When the Blockbuster in my neighborhood closed about a week ago, I showed up with what felt like the rest of the town to claw my way through DVD racks in search of discounted copies of “Heathers” and rolled up movie posters. Nostalgia is a hot commodity these days, but I didn’t realize the heat had built up into an inferno until I pulled up to the store’s closing sale and realized there was no parking, no distinct line to the door, and no room to navigate.
I’ve been to Black Fridays in Alaska and they’ve always seemed relatively tame to me. That’s because, apparently, Black Friday is nothing compared to one of the last Blockbuster’s closing down. I realized, while moms shouldered past me and toddlers stepped over my toes, that I could understand why. There was a weird aching in my heart too, a feeling of loss that threatened to overwhelm me while I watched smiling staff members sell the last copy of a “Batman: The Animated Series” collection.
Maybe it’s the sudden resurgence of films from my childhood: remakes, sequels, prequels, and reboots running rampant through Hollywood making me feel bogged down. Maybe it’s because I grew up with and even worked in Blockbuster and losing it in my home town feels like losing a piece of my history. Maybe I’m sick of seeing “Ready Player One” advertisements and everywhere, like Steven Spielberg himself is screaming in my face, ‘Remember your childhood?! Buy my merchandise and remember!’
Blockbuster closing was my reminder of what real sentimentality felt like, instead of someone trying to pander to my memories while reaching for my wallet. Further, it left me thinking about my conversations with customers while I still worked at the store. I remember handing videos to people who felt uncomfortable navigating Redbox. I saw regulars who drove miles out of their way to get to the store because they still live in areas where streaming is impossible.

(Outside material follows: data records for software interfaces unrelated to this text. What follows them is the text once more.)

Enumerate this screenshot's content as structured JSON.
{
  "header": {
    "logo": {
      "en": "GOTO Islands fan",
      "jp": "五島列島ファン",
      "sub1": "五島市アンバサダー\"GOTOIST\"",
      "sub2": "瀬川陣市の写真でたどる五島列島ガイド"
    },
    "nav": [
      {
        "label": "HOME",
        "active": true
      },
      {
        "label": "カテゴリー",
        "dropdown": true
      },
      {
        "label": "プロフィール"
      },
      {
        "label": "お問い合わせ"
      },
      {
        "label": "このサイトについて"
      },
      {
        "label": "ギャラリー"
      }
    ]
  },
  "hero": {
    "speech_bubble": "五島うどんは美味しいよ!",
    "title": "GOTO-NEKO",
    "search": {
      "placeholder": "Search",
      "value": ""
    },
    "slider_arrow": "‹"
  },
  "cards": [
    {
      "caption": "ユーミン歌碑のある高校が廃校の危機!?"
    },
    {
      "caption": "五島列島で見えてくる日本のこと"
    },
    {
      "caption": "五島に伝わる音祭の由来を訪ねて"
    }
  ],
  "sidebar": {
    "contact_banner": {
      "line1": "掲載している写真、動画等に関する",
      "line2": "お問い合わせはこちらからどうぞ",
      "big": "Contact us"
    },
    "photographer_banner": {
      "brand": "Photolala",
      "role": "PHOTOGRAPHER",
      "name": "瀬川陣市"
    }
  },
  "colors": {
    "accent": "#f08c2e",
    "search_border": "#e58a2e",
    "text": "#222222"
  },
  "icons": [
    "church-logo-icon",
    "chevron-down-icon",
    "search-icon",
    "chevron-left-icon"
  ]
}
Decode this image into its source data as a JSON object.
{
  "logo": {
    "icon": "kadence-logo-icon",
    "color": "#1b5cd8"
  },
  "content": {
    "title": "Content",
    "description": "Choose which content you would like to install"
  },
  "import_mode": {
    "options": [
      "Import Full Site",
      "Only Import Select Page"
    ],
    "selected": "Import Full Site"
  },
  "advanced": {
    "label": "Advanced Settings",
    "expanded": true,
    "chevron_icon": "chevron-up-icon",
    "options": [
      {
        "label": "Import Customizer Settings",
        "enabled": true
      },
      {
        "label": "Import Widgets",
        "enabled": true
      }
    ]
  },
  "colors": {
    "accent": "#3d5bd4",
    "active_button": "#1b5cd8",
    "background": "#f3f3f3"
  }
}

The last Blockbusters closing down is probably a long time coming, but I’m sad to see it going, if only because I still believe it had a purpose. The store wasn’t open to prey on people’s nostalgia, it stayed open because there are still people for whom Blockbuster was the only realistic option. I’m going to miss seeing the store serve that purpose almost as much as I’ll miss stopping by myself.